The Mandarin Cat Shark is an exciting new species of shark which has just been
discovered collected in the northern Philippines. The incredible pattern of the ‘cat shark’ has an uncanny resemblance to the beloved Mandarin goby, and we’ve never seen a shark so beautiful that it made us want to have a nice large shark tank of our own.
Here at Reef Builders we like to focus on the reef and the aquarium side of the hobby, but every now and then, some interesting shark species and specimens will be news worthy enough that we have to take a slight detour from our usual fodder. We’ve covered new species of epaulette sharks, Atelomycterus erdmanni, Hemiscyllium halmahera, and Hemiscyllum michaeli, the birth of albino bamboo cat sharks, and the accidental catch of a nest of chain link cat sharks. But in all of our years, we’ve never seen any shark as sensational as this unknown elasmobranch with the psychedelic pattern of the mandarin cat shark.
To be perfectly honest, we had the most rudimentary grasp of shark taxonomy before we saw the first photos of the Mandarin Cat Shark, but seeing such a sensational pattern on a dwarf shark species motivated us to dive in head first and try to figure out what this particular fish is. After several days of sleuthing we are now infinitely more versed in the specifics of several different shark families, and we’ve come to some conclusions about our gorgeously patterned shark friend here.
For starters, the Mandarin Cat Shark is not a ‘cat shark’ at all, but belongs to a small group of elasmobranchs known as ‘finback cat sharks’. The ‘Finbacks’ include a small number of deep living and bottom dwelling species and belong to the family Proscylliidae.

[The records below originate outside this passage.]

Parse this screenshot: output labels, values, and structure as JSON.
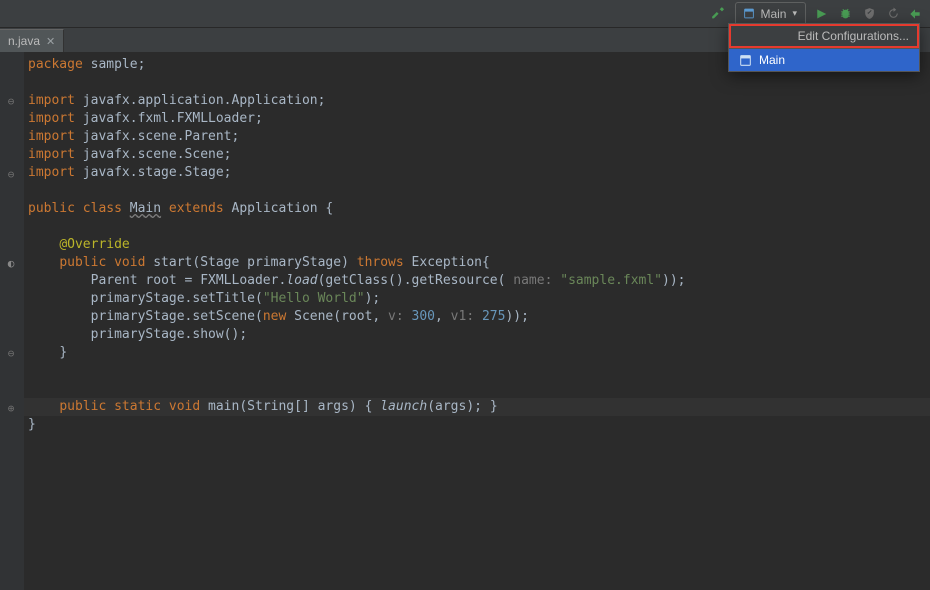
{
  "toolbar": {
    "run_config_label": "Main"
  },
  "dropdown": {
    "edit_label": "Edit Configurations...",
    "items": [
      {
        "label": "Main",
        "selected": true
      }
    ]
  },
  "tabs": [
    {
      "label": "n.java"
    }
  ],
  "code": {
    "l1_kw": "package",
    "l1_rest": " sample;",
    "l3_kw": "import",
    "l3_rest": " javafx.application.Application;",
    "l4_kw": "import",
    "l4_rest": " javafx.fxml.FXMLLoader;",
    "l5_kw": "import",
    "l5_rest": " javafx.scene.Parent;",
    "l6_kw": "import",
    "l6_rest": " javafx.scene.Scene;",
    "l7_kw": "import",
    "l7_rest": " javafx.stage.Stage;",
    "l9_a": "public class ",
    "l9_main": "Main",
    "l9_b": " extends ",
    "l9_c": "Application {",
    "l11": "@Override",
    "l12_a": "public void ",
    "l12_b": "start",
    "l12_c": "(Stage primaryStage) ",
    "l12_d": "throws ",
    "l12_e": "Exception{",
    "l13_a": "Parent root = FXMLLoader.",
    "l13_b": "load",
    "l13_c": "(getClass().getResource(",
    "l13_h": " name: ",
    "l13_s": "\"sample.fxml\"",
    "l13_d": "));",
    "l14_a": "primaryStage.setTitle(",
    "l14_s": "\"Hello World\"",
    "l14_b": ");",
    "l15_a": "primaryStage.setScene(",
    "l15_b": "new ",
    "l15_c": "Scene(root,",
    "l15_h1": " v: ",
    "l15_n1": "300",
    "l15_d": ",",
    "l15_h2": " v1: ",
    "l15_n2": "275",
    "l15_e": "));",
    "l16": "primaryStage.show();",
    "l17": "}",
    "l20_a": "public static void ",
    "l20_b": "main",
    "l20_c": "(String[] args) { ",
    "l20_d": "launch",
    "l20_e": "(args); ",
    "l20_f": "}",
    "l21": "}"
  }
}
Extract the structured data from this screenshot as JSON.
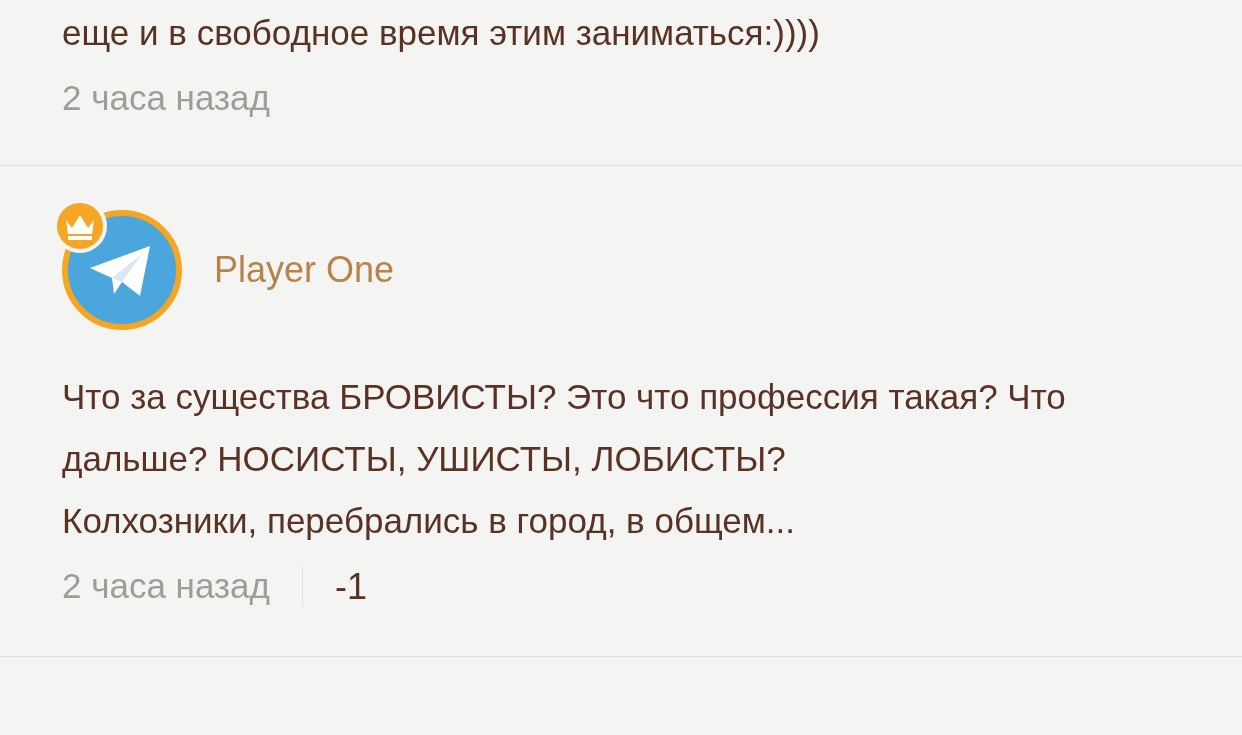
{
  "comments": [
    {
      "text": "еще и в свободное время этим заниматься:))))",
      "time": "2 часа назад"
    },
    {
      "author": "Player One",
      "crowned": true,
      "text": "Что за существа БРОВИСТЫ? Это что профессия такая? Что дальше? НОСИСТЫ, УШИСТЫ, ЛОБИСТЫ?\nКолхозники, перебрались в город, в общем...",
      "time": "2 часа назад",
      "votes": "-1"
    }
  ]
}
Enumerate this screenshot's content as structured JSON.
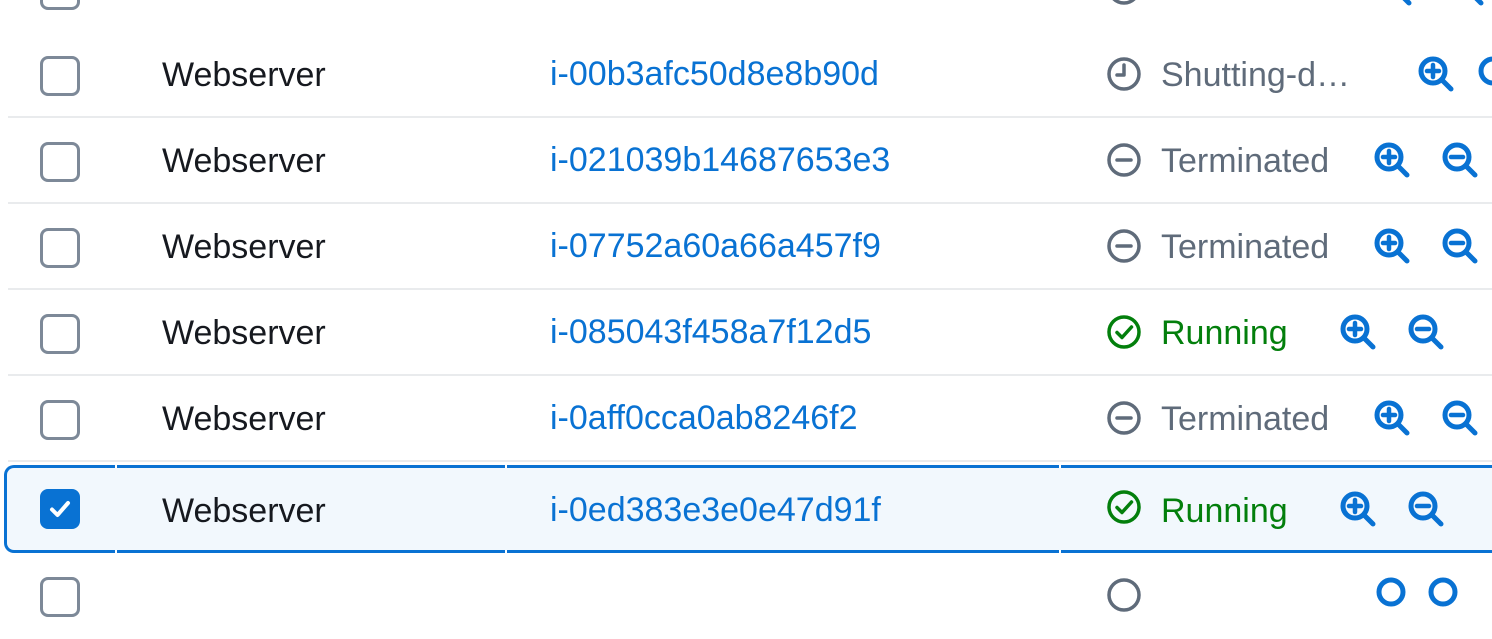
{
  "colors": {
    "link": "#0972d3",
    "running": "#037f0c",
    "muted": "#5f6b7a",
    "text": "#16191f",
    "selected_border": "#0972d3",
    "selected_bg": "#f2f8fd"
  },
  "rows": [
    {
      "name": "Webserver",
      "instance_id": "i-00b3afc50d8e8b90d",
      "state": "Shutting-d…",
      "state_icon": "clock-icon",
      "selected": false
    },
    {
      "name": "Webserver",
      "instance_id": "i-021039b14687653e3",
      "state": "Terminated",
      "state_icon": "minus-circle-icon",
      "selected": false
    },
    {
      "name": "Webserver",
      "instance_id": "i-07752a60a66a457f9",
      "state": "Terminated",
      "state_icon": "minus-circle-icon",
      "selected": false
    },
    {
      "name": "Webserver",
      "instance_id": "i-085043f458a7f12d5",
      "state": "Running",
      "state_icon": "check-circle-icon",
      "selected": false
    },
    {
      "name": "Webserver",
      "instance_id": "i-0aff0cca0ab8246f2",
      "state": "Terminated",
      "state_icon": "minus-circle-icon",
      "selected": false
    },
    {
      "name": "Webserver",
      "instance_id": "i-0ed383e3e0e47d91f",
      "state": "Running",
      "state_icon": "check-circle-icon",
      "selected": true
    }
  ]
}
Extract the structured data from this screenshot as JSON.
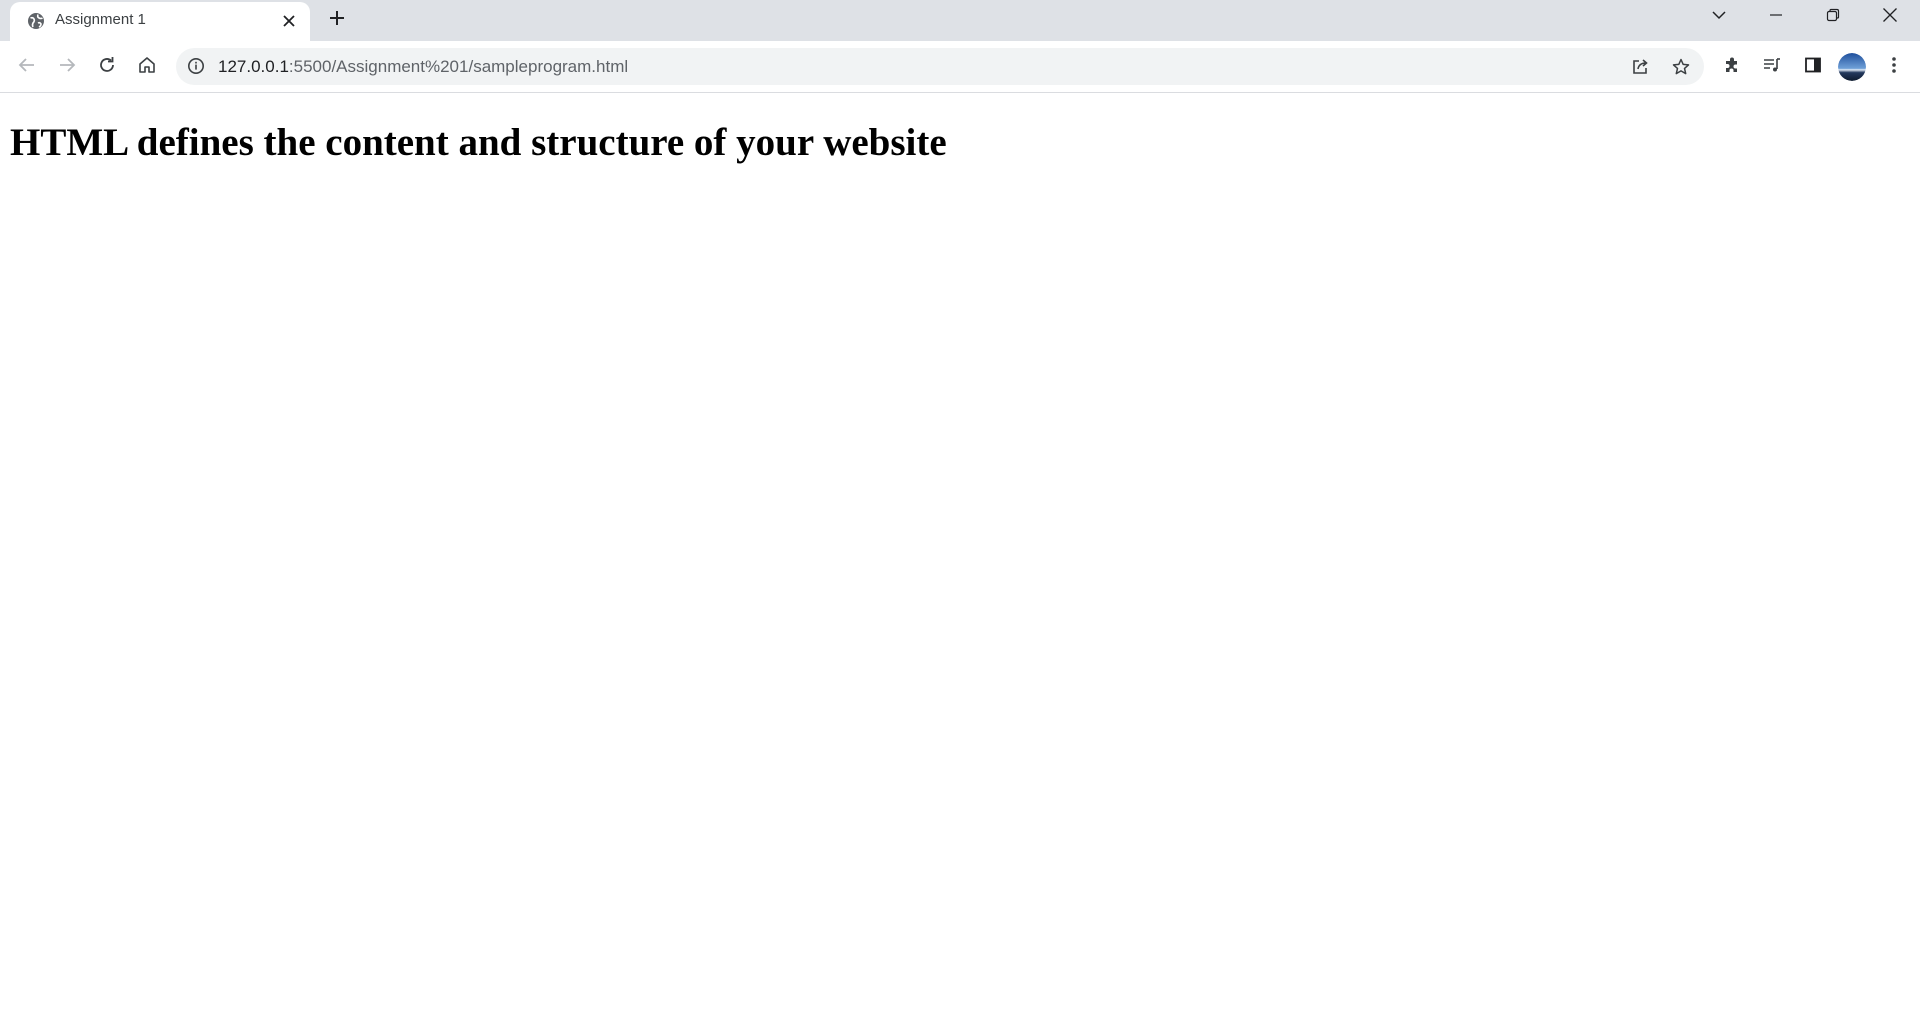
{
  "browser": {
    "tab": {
      "title": "Assignment 1",
      "favicon": "globe-icon",
      "close_icon": "close-icon"
    },
    "new_tab_icon": "plus-icon",
    "window_controls": [
      "chevron-down-icon",
      "minimize-icon",
      "restore-icon",
      "close-icon"
    ],
    "toolbar": {
      "back_icon": "arrow-left-icon",
      "forward_icon": "arrow-right-icon",
      "reload_icon": "reload-icon",
      "home_icon": "home-icon",
      "omnibox": {
        "site_info_icon": "info-icon",
        "url_host": "127.0.0.1",
        "url_path": ":5500/Assignment%201/sampleprogram.html",
        "share_icon": "share-icon",
        "bookmark_icon": "star-icon"
      },
      "extensions_icon": "puzzle-icon",
      "media_icon": "queue-music-icon",
      "side_panel_icon": "side-panel-icon",
      "profile_icon": "avatar",
      "menu_icon": "kebab-menu-icon"
    },
    "colors": {
      "tabstrip": "#dee1e6",
      "omnibox": "#f1f3f4",
      "icon": "#5f6368"
    }
  },
  "page": {
    "heading": "HTML defines the content and structure of your website"
  }
}
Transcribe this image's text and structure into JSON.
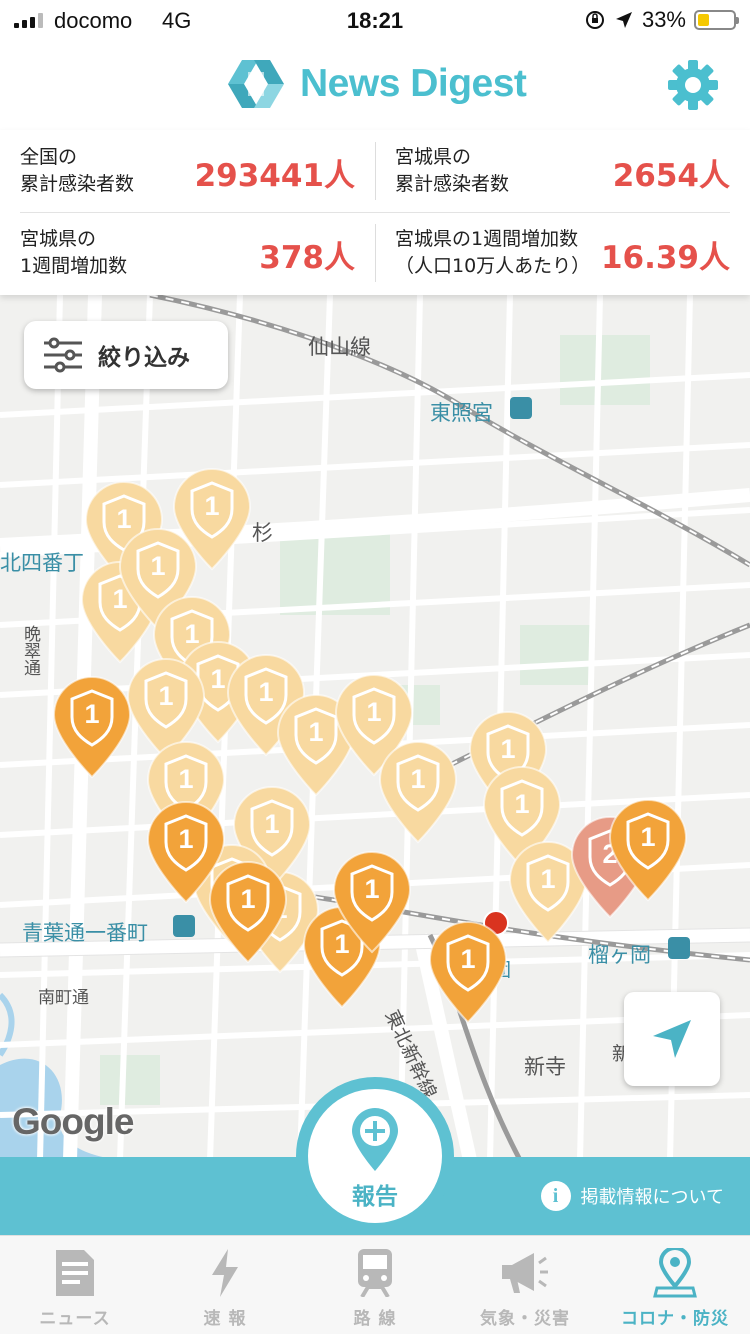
{
  "status_bar": {
    "carrier": "docomo",
    "network": "4G",
    "time": "18:21",
    "battery": "33%",
    "battery_level": 0.33
  },
  "header": {
    "title": "News Digest",
    "settings_icon": "gear-icon",
    "accent_color": "#4bbfcf"
  },
  "stats": [
    {
      "label": "全国の\n累計感染者数",
      "value": "293441人"
    },
    {
      "label": "宮城県の\n累計感染者数",
      "value": "2654人"
    },
    {
      "label": "宮城県の\n1週間増加数",
      "value": "378人"
    },
    {
      "label": "宮城県の1週間増加数\n（人口10万人あたり）",
      "value": "16.39人"
    }
  ],
  "stat_value_color": "#e5514b",
  "map": {
    "filter_label": "絞り込み",
    "attribution": "Google",
    "labels": {
      "senzan_line": "仙山線",
      "toshogu": "東照宮",
      "kitayobancho": "北四番丁",
      "sugi": "杉",
      "banshodori": "晩翠通",
      "aoba_ichibancho": "青葉通一番町",
      "tsutsujigaoka": "榴ヶ岡",
      "minamimachi": "南町通",
      "tohoku_shinkansen": "東北新幹線",
      "shinji": "新寺",
      "shin": "新",
      "de": "団"
    },
    "pins": [
      {
        "count": "1",
        "tone": "light"
      },
      {
        "count": "1",
        "tone": "light"
      },
      {
        "count": "1",
        "tone": "light"
      },
      {
        "count": "1",
        "tone": "light"
      },
      {
        "count": "1",
        "tone": "light"
      },
      {
        "count": "1",
        "tone": "light"
      },
      {
        "count": "1",
        "tone": "light"
      },
      {
        "count": "1",
        "tone": "light"
      },
      {
        "count": "1",
        "tone": "light"
      },
      {
        "count": "1",
        "tone": "light"
      },
      {
        "count": "1",
        "tone": "light"
      },
      {
        "count": "1",
        "tone": "light"
      },
      {
        "count": "1",
        "tone": "light"
      },
      {
        "count": "1",
        "tone": "light"
      },
      {
        "count": "1",
        "tone": "light"
      },
      {
        "count": "1",
        "tone": "light"
      },
      {
        "count": "1",
        "tone": "light"
      },
      {
        "count": "1",
        "tone": "light"
      },
      {
        "count": "2",
        "tone": "red"
      },
      {
        "count": "1",
        "tone": "orange"
      },
      {
        "count": "1",
        "tone": "orange"
      },
      {
        "count": "1",
        "tone": "orange"
      },
      {
        "count": "1",
        "tone": "orange"
      },
      {
        "count": "1",
        "tone": "orange"
      },
      {
        "count": "1",
        "tone": "orange"
      },
      {
        "count": "1",
        "tone": "orange"
      }
    ],
    "locate_icon": "location-arrow-icon"
  },
  "report": {
    "label": "報告",
    "info_label": "掲載情報について",
    "bar_color": "#5ec1d2"
  },
  "tabs": [
    {
      "label": "ニュース",
      "icon": "news-icon",
      "active": false
    },
    {
      "label": "速 報",
      "icon": "lightning-icon",
      "active": false
    },
    {
      "label": "路 線",
      "icon": "train-icon",
      "active": false
    },
    {
      "label": "気象・災害",
      "icon": "megaphone-icon",
      "active": false
    },
    {
      "label": "コロナ・防災",
      "icon": "map-pin-icon",
      "active": true
    }
  ]
}
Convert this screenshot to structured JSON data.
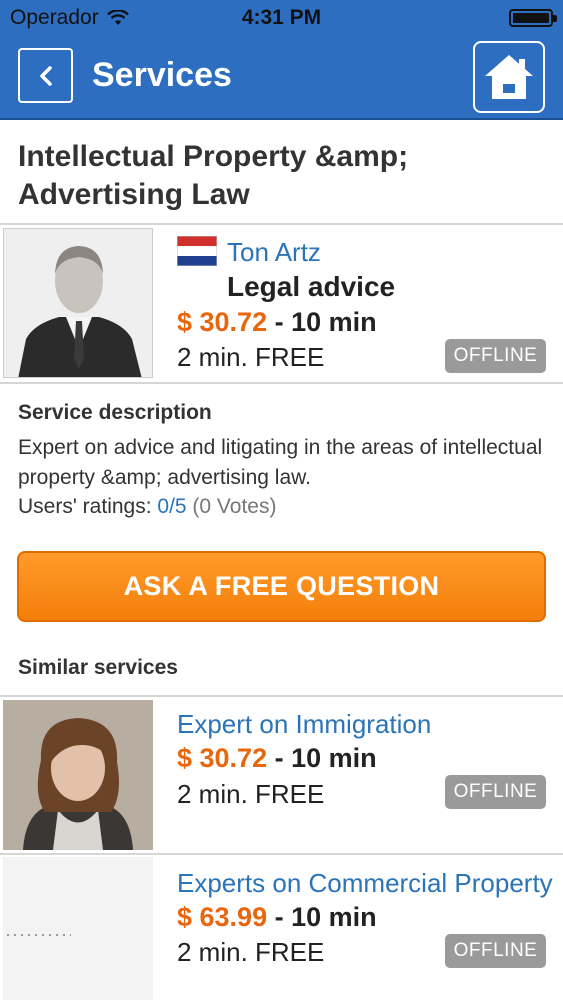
{
  "status_bar": {
    "carrier": "Operador",
    "time": "4:31 PM"
  },
  "nav": {
    "title": "Services",
    "back_icon": "chevron-left-icon",
    "home_icon": "home-icon",
    "bar_color": "#2d6ec0"
  },
  "service": {
    "title": "Intellectual Property &amp; Advertising Law",
    "expert_name": "Ton Artz",
    "flag_icon": "netherlands-flag-icon",
    "service_name": "Legal advice",
    "price": "$ 30.72",
    "price_suffix": " - 10 min",
    "free_minutes": "2 min. FREE",
    "status": "OFFLINE"
  },
  "description": {
    "heading": "Service description",
    "text": "Expert on advice and litigating in the areas of intellectual property &amp; advertising law.",
    "ratings_label": "Users' ratings: ",
    "ratings_value": "0/5",
    "ratings_votes": " (0 Votes)"
  },
  "ask_button": {
    "label": "ASK A FREE QUESTION",
    "color": "#f7870f"
  },
  "similar": {
    "heading": "Similar services",
    "items": [
      {
        "title": "Expert on Immigration",
        "price": "$ 30.72",
        "price_suffix": " - 10 min",
        "free_minutes": "2 min. FREE",
        "status": "OFFLINE"
      },
      {
        "title": "Experts on Commercial Property",
        "price": "$ 63.99",
        "price_suffix": " - 10 min",
        "free_minutes": "2 min. FREE",
        "status": "OFFLINE"
      }
    ]
  }
}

Meanwhile the ‘true’ cat sharks belong to the family Scyliorhinidae and include over 150 species.
Both the finback and true cat sharks are generally ground dwelling and have small adult sizes of three feet or less, but there’s a very easy way to distinguish between the two groups. True cat sharks have a first dorsal fin which is positioned well behind pelvic fins, or directly over them, whereas the finback cat sharks have taller dorsal fins, with the first dorsal fin well ahead of the pelvic fins, almost to the margin. This feature of finback sharks is in full display on this one live specimen of Mandarin finback cat shark we have illustrated here.
There are only six recognized species in the family Proscylliidae, with three genera containing species known as the ‘magnificent cat shark’ and ‘harlequin cat shark’, but neither of those can hold a candle to the graceful and beautiful specimen in focus today. The most similar species of sharks to the Mandarin Cat Shark are the genus Proscyllium whose juveniles share some similarities in pattern to the Mandarin, but significantly different enough that we are confident in labelling the Mandarin as a new species.
The Mandarin Finback cat shark was collected in the Santa Ana region of the Northern Philippines by fishermen employed by RVS Fishworld. The Mandarin Cat Shark was incidentally fished up on a hook and line and brought up from a depth between 160 and 400 feet deep, but carefully brought up over the course of 18 hours! Several specimens were caught by the fishermen to eat or sell in local fish markets, but at least one individual survived the long ascent to the surface.
The new Mandarin Finback cat shark is now alive and well at RVS Fishworld’s main exporting station where it is being observed and conditioned for aquarium life. What makes the Mandarin Cat Shark particularly exciting is its small adult size and the possibility of breeding these fish in captivity.
Proscyllium species have a maximum size of 65cm or just about two feet, but their slender size imparts very little mass to these fish, making them perfect aquarium specimens. The genus has not yet been bred in captivity, but since the sharks are easy to sex and many other smaller species of sharks have been bred in captivity, there’s a real possibility that an individual could acquire a pair and begin their very own breeding program of the Proscyllium sp. “Mandarin”.
But we’re getting ahead of ourselves here, and with this article we’ve thoroughly scratched our itch to know more about this very interesting group of small, benthic sharks. We’ve never seen anything quite like the Mandarin Cat Shark but we’ll keep tabs on this first individual to see how its saga unfolds in the aquarium world.
Update: After we shared these exclusive first pictures of the live Mandarin shark, we received more photos of the shark. Some pertinent phots clearly showed the mouth and underbelly of this exciting shark species, and we have come to a positive identification for this shark, which is a known species.
Hemitriakis complicofasciata is a little known shark species that was only recently described in 2004 with a distribution range that overlaps well with the northern Philippines region where this specimen was caught. Hemitriakis complicofasciata is also known as the ocellate topeshark which still reaches only the modest size of 80cm, or 2.5 feet. The markings on this juvenile shark should change and fade as it grows into adulthood but the degree to which the overall appearance changes is currently unknown. Sincere thanks to Chris Avila of BenthicSharks.ca for helping us come to this positive ID.